What the task requires: One number is the full answer: how many lines in the records contain the word "kind"?
** Material to process follows **
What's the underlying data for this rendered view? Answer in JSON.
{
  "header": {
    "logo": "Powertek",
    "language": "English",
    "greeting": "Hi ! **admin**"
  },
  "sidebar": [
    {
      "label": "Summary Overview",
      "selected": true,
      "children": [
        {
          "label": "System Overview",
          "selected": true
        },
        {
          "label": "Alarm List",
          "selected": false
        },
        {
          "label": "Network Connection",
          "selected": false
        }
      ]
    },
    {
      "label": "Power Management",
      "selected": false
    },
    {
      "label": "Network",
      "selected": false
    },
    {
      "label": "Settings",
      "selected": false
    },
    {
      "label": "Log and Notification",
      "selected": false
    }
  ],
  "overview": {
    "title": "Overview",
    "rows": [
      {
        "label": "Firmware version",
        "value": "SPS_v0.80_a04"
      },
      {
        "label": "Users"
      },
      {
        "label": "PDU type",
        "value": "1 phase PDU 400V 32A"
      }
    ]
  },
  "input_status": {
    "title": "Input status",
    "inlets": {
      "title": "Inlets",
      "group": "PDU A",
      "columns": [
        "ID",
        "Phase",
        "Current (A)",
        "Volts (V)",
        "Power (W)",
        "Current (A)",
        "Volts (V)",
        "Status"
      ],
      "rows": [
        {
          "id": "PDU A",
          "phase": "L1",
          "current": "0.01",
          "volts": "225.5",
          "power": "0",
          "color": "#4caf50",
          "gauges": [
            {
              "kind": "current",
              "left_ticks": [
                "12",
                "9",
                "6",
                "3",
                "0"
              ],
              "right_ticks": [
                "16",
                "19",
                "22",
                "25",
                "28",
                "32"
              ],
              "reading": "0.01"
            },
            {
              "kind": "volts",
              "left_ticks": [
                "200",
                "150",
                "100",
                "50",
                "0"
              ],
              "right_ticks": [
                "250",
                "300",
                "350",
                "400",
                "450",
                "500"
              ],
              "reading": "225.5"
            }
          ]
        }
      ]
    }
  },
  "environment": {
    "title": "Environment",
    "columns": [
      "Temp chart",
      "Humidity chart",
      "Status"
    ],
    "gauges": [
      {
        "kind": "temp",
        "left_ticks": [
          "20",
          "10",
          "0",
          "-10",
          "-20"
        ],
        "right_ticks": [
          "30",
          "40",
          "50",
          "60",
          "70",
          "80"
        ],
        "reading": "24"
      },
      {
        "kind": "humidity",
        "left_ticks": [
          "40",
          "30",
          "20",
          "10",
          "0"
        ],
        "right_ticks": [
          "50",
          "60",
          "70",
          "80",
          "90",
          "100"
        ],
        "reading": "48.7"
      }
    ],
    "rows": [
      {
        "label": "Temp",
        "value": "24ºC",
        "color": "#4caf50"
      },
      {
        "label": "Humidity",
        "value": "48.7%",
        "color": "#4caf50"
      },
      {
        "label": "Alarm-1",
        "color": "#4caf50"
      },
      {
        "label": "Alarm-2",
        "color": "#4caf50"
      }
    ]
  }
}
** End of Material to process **
Answer box: 4